◆ Instructions to follow: Emit the data below verbatim, stripping out any pictures.

============

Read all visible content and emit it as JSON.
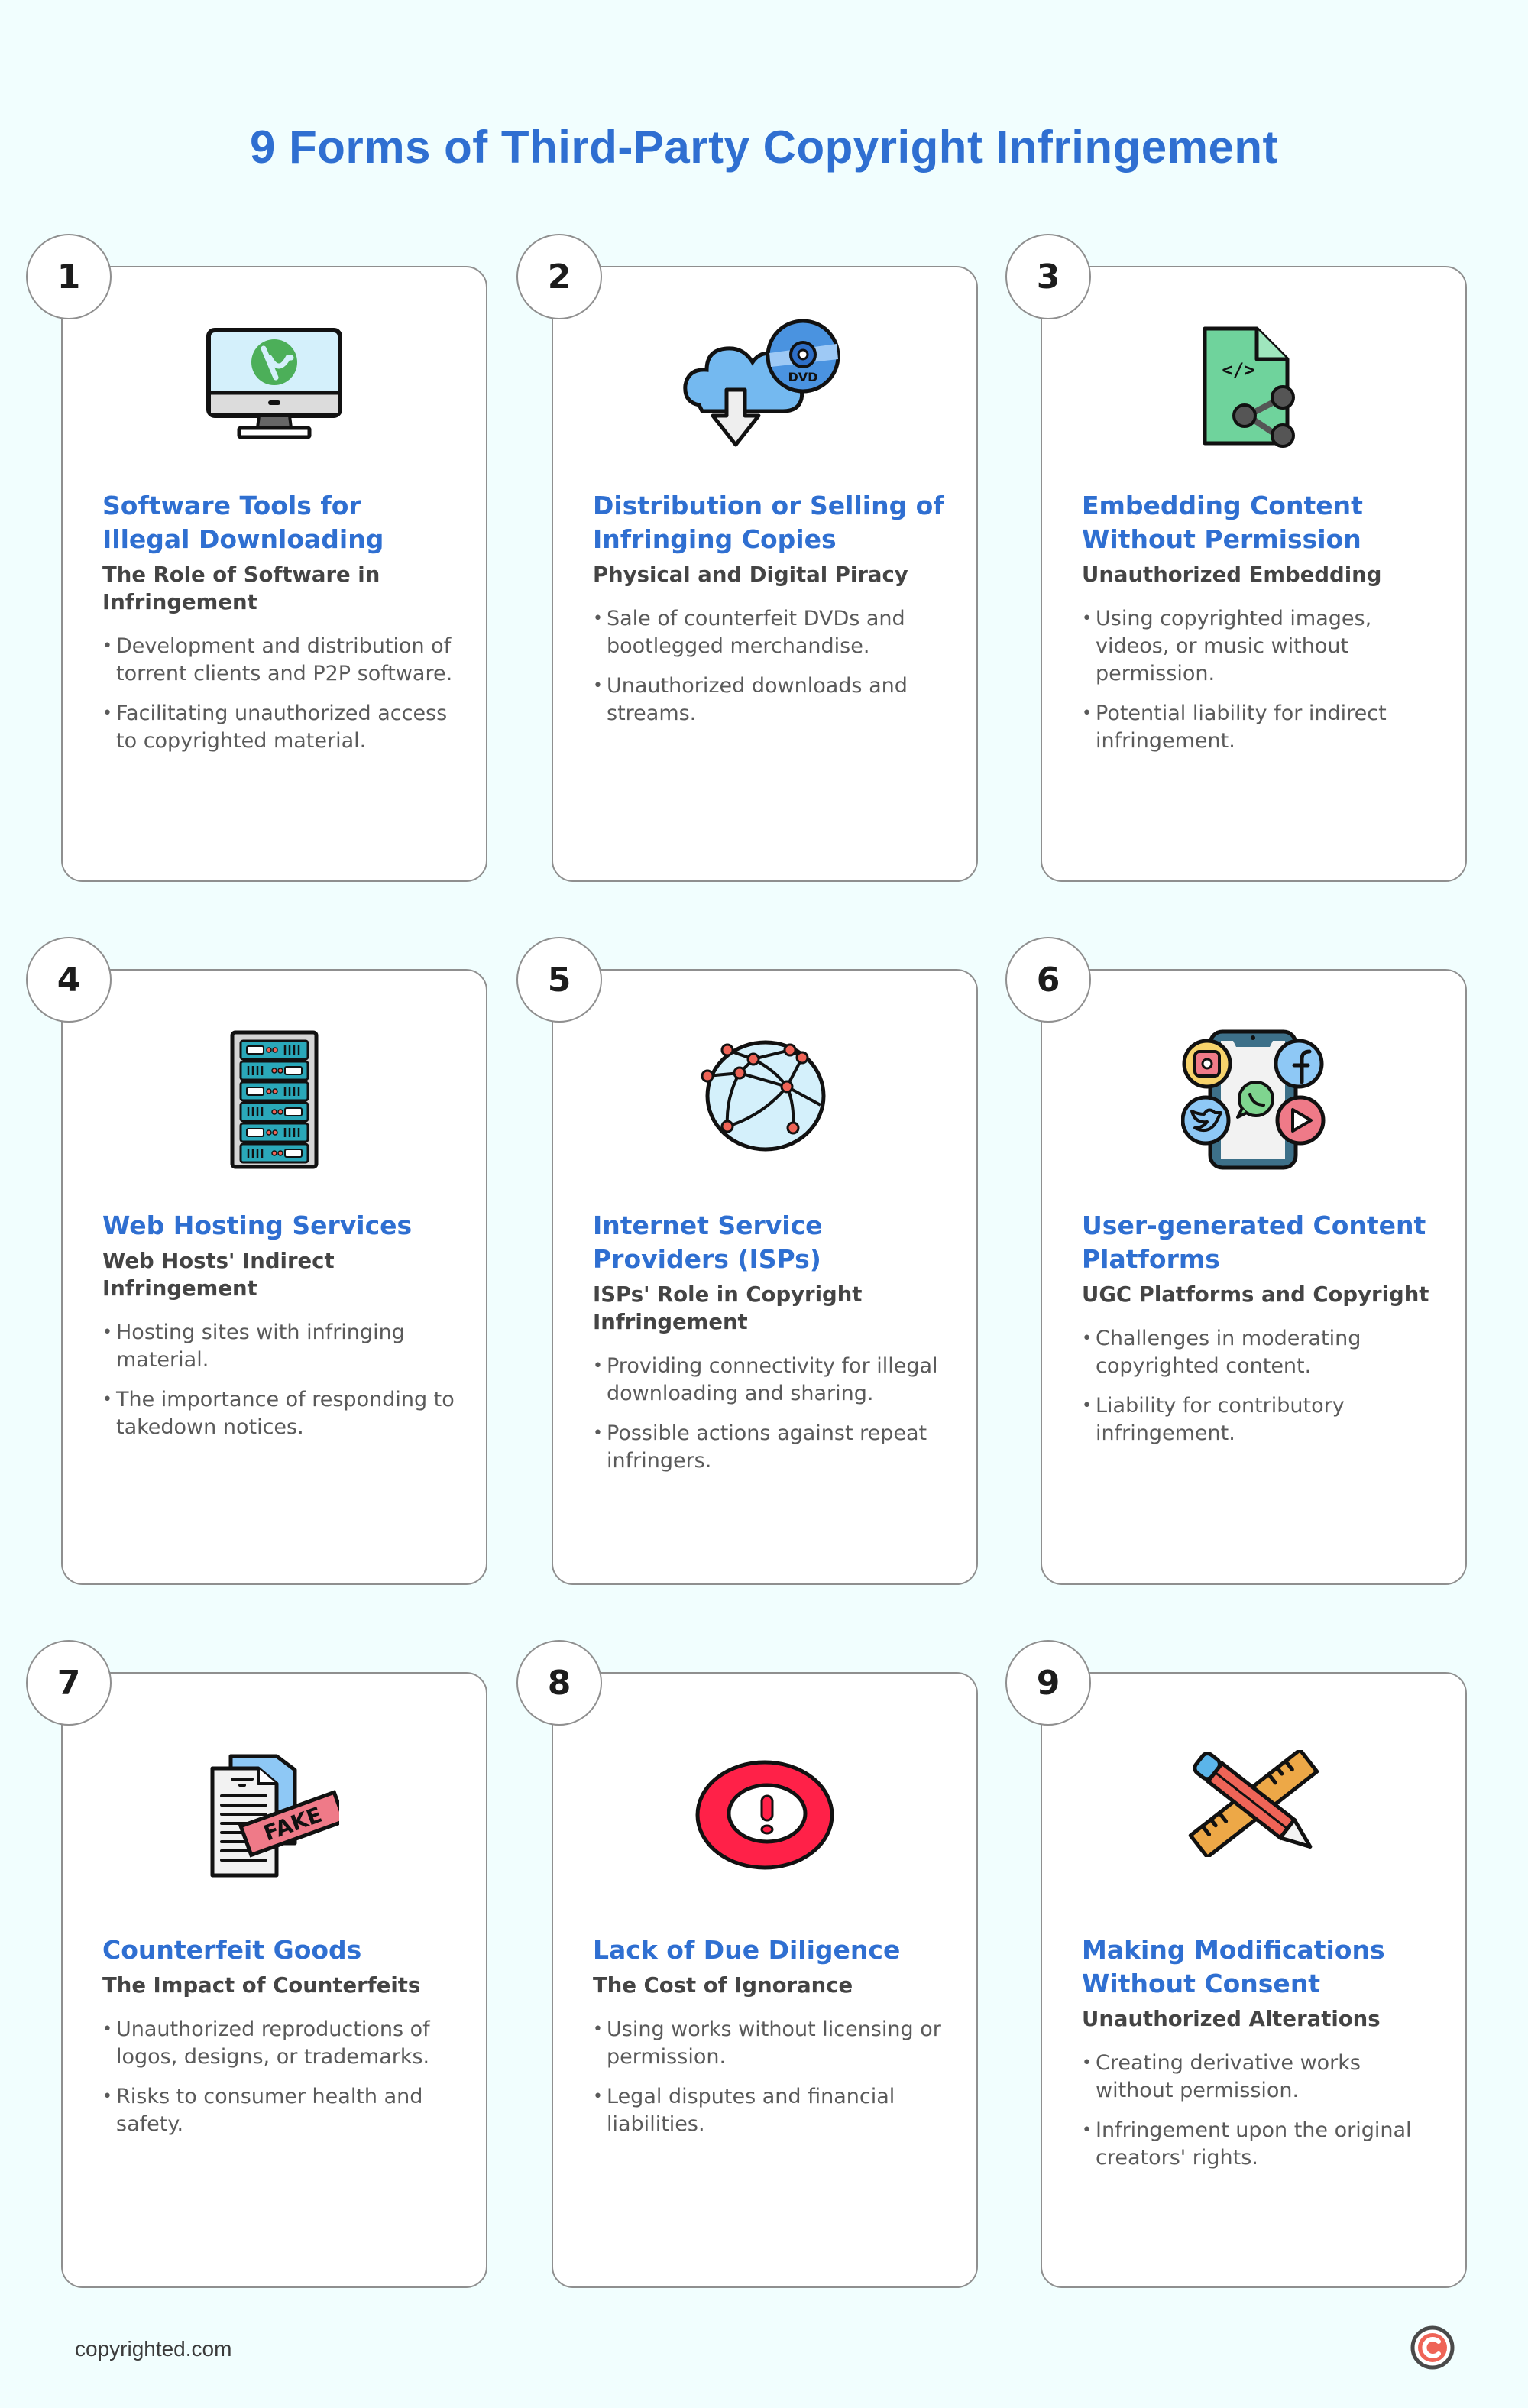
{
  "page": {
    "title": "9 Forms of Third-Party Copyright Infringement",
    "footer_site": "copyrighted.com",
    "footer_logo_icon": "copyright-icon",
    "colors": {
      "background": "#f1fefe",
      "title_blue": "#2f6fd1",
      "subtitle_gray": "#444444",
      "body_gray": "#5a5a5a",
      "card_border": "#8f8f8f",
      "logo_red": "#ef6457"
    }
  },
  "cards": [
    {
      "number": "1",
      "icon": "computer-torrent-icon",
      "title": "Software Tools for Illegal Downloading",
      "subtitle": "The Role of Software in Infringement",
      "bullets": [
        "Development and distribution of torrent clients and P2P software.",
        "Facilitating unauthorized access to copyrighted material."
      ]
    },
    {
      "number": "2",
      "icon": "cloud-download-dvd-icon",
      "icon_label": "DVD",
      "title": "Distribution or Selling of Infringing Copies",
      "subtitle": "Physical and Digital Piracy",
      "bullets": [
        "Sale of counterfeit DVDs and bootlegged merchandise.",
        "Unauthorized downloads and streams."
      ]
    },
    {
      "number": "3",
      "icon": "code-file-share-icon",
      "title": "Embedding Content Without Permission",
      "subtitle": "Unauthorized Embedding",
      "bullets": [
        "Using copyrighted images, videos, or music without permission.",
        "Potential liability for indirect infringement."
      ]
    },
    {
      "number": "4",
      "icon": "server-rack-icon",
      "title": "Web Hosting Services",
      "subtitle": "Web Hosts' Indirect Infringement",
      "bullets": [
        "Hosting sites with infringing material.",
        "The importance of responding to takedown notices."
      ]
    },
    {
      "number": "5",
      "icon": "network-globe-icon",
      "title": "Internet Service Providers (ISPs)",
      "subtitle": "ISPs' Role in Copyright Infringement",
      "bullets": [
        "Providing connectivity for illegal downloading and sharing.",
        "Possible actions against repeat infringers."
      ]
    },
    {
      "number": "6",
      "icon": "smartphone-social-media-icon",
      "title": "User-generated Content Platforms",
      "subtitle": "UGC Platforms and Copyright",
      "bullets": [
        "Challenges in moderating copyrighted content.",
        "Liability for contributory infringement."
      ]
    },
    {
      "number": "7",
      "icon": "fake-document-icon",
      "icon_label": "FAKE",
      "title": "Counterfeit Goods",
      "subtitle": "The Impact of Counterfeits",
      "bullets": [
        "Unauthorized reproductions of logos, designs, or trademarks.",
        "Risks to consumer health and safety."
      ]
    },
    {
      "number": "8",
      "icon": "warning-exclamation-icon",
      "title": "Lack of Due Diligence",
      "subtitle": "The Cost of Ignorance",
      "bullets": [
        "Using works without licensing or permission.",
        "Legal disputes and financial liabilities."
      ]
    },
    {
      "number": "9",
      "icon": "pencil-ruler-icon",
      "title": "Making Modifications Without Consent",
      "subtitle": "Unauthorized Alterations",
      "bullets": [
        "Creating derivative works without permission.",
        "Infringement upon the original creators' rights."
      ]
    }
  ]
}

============

◆ Answer to this exercise:
Read all visible content and emit it as JSON.
{
  "page": {
    "title": "9 Forms of Third-Party Copyright Infringement",
    "footer_site": "copyrighted.com",
    "footer_logo_icon": "copyright-icon",
    "colors": {
      "background": "#f1fefe",
      "title_blue": "#2f6fd1",
      "subtitle_gray": "#444444",
      "body_gray": "#5a5a5a",
      "card_border": "#8f8f8f",
      "logo_red": "#ef6457"
    }
  },
  "cards": [
    {
      "number": "1",
      "icon": "computer-torrent-icon",
      "title": "Software Tools for Illegal Downloading",
      "subtitle": "The Role of Software in Infringement",
      "bullets": [
        "Development and distribution of torrent clients and P2P software.",
        "Facilitating unauthorized access to copyrighted material."
      ]
    },
    {
      "number": "2",
      "icon": "cloud-download-dvd-icon",
      "icon_label": "DVD",
      "title": "Distribution or Selling of Infringing Copies",
      "subtitle": "Physical and Digital Piracy",
      "bullets": [
        "Sale of counterfeit DVDs and bootlegged merchandise.",
        "Unauthorized downloads and streams."
      ]
    },
    {
      "number": "3",
      "icon": "code-file-share-icon",
      "title": "Embedding Content Without Permission",
      "subtitle": "Unauthorized Embedding",
      "bullets": [
        "Using copyrighted images, videos, or music without permission.",
        "Potential liability for indirect infringement."
      ]
    },
    {
      "number": "4",
      "icon": "server-rack-icon",
      "title": "Web Hosting Services",
      "subtitle": "Web Hosts' Indirect Infringement",
      "bullets": [
        "Hosting sites with infringing material.",
        "The importance of responding to takedown notices."
      ]
    },
    {
      "number": "5",
      "icon": "network-globe-icon",
      "title": "Internet Service Providers (ISPs)",
      "subtitle": "ISPs' Role in Copyright Infringement",
      "bullets": [
        "Providing connectivity for illegal downloading and sharing.",
        "Possible actions against repeat infringers."
      ]
    },
    {
      "number": "6",
      "icon": "smartphone-social-media-icon",
      "title": "User-generated Content Platforms",
      "subtitle": "UGC Platforms and Copyright",
      "bullets": [
        "Challenges in moderating copyrighted content.",
        "Liability for contributory infringement."
      ]
    },
    {
      "number": "7",
      "icon": "fake-document-icon",
      "icon_label": "FAKE",
      "title": "Counterfeit Goods",
      "subtitle": "The Impact of Counterfeits",
      "bullets": [
        "Unauthorized reproductions of logos, designs, or trademarks.",
        "Risks to consumer health and safety."
      ]
    },
    {
      "number": "8",
      "icon": "warning-exclamation-icon",
      "title": "Lack of Due Diligence",
      "subtitle": "The Cost of Ignorance",
      "bullets": [
        "Using works without licensing or permission.",
        "Legal disputes and financial liabilities."
      ]
    },
    {
      "number": "9",
      "icon": "pencil-ruler-icon",
      "title": "Making Modifications Without Consent",
      "subtitle": "Unauthorized Alterations",
      "bullets": [
        "Creating derivative works without permission.",
        "Infringement upon the original creators' rights."
      ]
    }
  ]
}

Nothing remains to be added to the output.